Book cover of The Physics of Filter Coffee

Why did I love this book?

Coffee preparation is often accused of being a bit nerdy, but what if you lean into that? This book is a deep exploration of coffee brewing from a passionate astrophysicist. With a rigorous approach to coffee you can learn new and surprising things, and this book is having rippling effects on coffee shops and coffee lovers worldwide.

By Jonathan Gagne,

Why should I read it?

1 author picked The Physics of Filter Coffee as one of their favorite books, and they share why you should read it.

What is this book about?

The Physics of Filter Coffee by astrophysicist Jonathan Gagné is perhaps the most significant book ever written on the science of coffee brewing. In the book Jonathan discusses the physics of percolation, extraction, and grinding, as well as water chemistry. He takes the reader down such rabbit holes as pouring-kettle design, optimizing turbulence while pouring, the impact of fines on percolation, the physics of paper filters, and the geometry of various brewers. He also presents some original ideas about coffee brewing and backs it all up with reams of facts and data. The most wonderful thing about The Physics of…

Book cover of God in a Cup: The Obsessive Quest for the Perfect Coffee

Why did I love this book?

The speciality coffee industry is now a mature global part of coffee culture, but this book captures the early excitement around it as it burst onto the global stage. How coffee companies sought out and bought coffee was completely rewritten during this time, and this book makes for a fascinating read.

By Michaele Weissman,

Why should I read it?

2 authors picked God in a Cup as one of their favorite books, and they share why you should read it.

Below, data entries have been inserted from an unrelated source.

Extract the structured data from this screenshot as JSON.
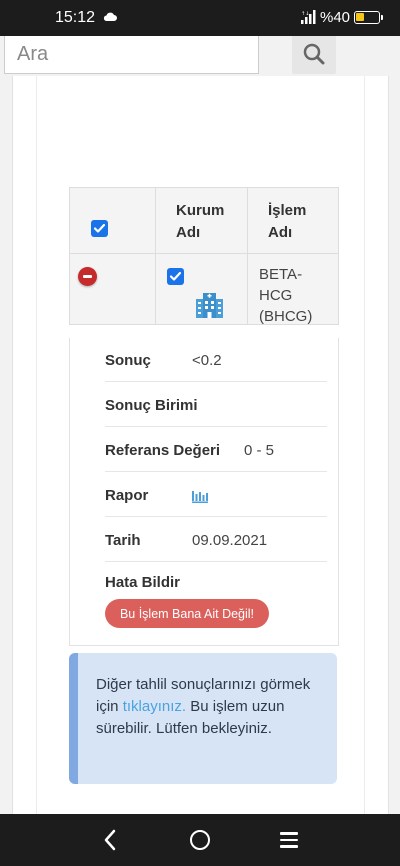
{
  "status_bar": {
    "time": "15:12",
    "battery": "%40",
    "icons": [
      "cloud-icon",
      "signal-icon",
      "battery-icon"
    ]
  },
  "search": {
    "placeholder": "Ara",
    "button_icon": "search-icon"
  },
  "table": {
    "headers": {
      "kurum": "Kurum Adı",
      "islem": "İşlem Adı"
    },
    "row": {
      "islem_name": "BETA-HCG (BHCG)",
      "institution_icon": "hospital-icon"
    }
  },
  "details": [
    {
      "label": "Sonuç",
      "value": "<0.2"
    },
    {
      "label": "Sonuç Birimi",
      "value": ""
    },
    {
      "label": "Referans Değeri",
      "value": "0 - 5"
    },
    {
      "label": "Rapor",
      "value": "",
      "icon": "bar-chart-icon"
    },
    {
      "label": "Tarih",
      "value": "09.09.2021"
    }
  ],
  "error": {
    "title": "Hata Bildir",
    "button": "Bu İşlem Bana Ait Değil!"
  },
  "info": {
    "text_before": "Diğer tahlil sonuçlarınızı görmek için",
    "link": "tıklayınız.",
    "text_after": "Bu işlem uzun sürebilir. Lütfen bekleyiniz."
  },
  "colors": {
    "checkbox": "#1a73e8",
    "danger": "#c62b2b",
    "error_button": "#d9534f",
    "info_bg": "#d6e4f6",
    "info_border": "#7fa9e0",
    "link": "#4aa3df",
    "icon_blue": "#4a9fd8"
  },
  "nav": {
    "icons": [
      "back-icon",
      "home-icon",
      "menu-icon"
    ]
  }
}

What is this book about?

Can a cup of coffee reveal the face of God? Can it become the holy grail of modern-day knights errant who brave hardship and peril in a relentless quest for perfection? Can it change the world? These questions are not rhetorical. When highly prized coffee beans sell at auction for $50, $100, or $150 a pound wholesale (and potentially twice that at retail), anything can happen. In God in a Cup, journalist and late-blooming adventurer Michaele Weissman treks into an exotic and paradoxical realm of specialty coffee where the successful traveler must be part passionate coffee connoisseur, part ambitious entrepreneur,…

Book cover of The Professional Barista's Handbook: An Expert Guide to Preparing Espresso, Coffee, and Tea

Why did I love this book?

It is hard to pick just one of Scott Rao’s books as they have become the industry standard. If you want to learn more about how the best cafes approach coffee brewing, to steal the best bits for your home brewing, then this is a really great place to start.

By Scott Rao,

Why should I read it?

1 author picked The Professional Barista's Handbook as one of their favorite books, and they share why you should read it.

What is this book about?

FROM THE AUTHOR: When I began in the coffee business fourteen years ago, I read every book I could find about coffee. After reading all of those books, however, I felt as if I hadn’t learned much about how to make great coffee. My coffee library was chock-full of colorful descriptions of brewing styles, growing regions, and recipes, with a few almost-unreadable scientific books mixed in. I would have traded in all of those books for one serious, practical book with relevant information about making great coffee in a café. Fourteen years later, I still haven’t found that book. I…

5 book lists we think you will like!

Interested in coffee, pop culture, and physics?

9,000+ authors have recommended their favorite books and what they love about them. Browse their picks for the best books about coffee, pop culture, and physics.

Coffee Explore 53 books about coffee
Pop Culture Explore 119 books about pop culture
Physics Explore 109 books about physics

And, 3 books we think you will enjoy!

We think you will like Coffee, The Book of Roast, and Sweetness and Power if you like this list.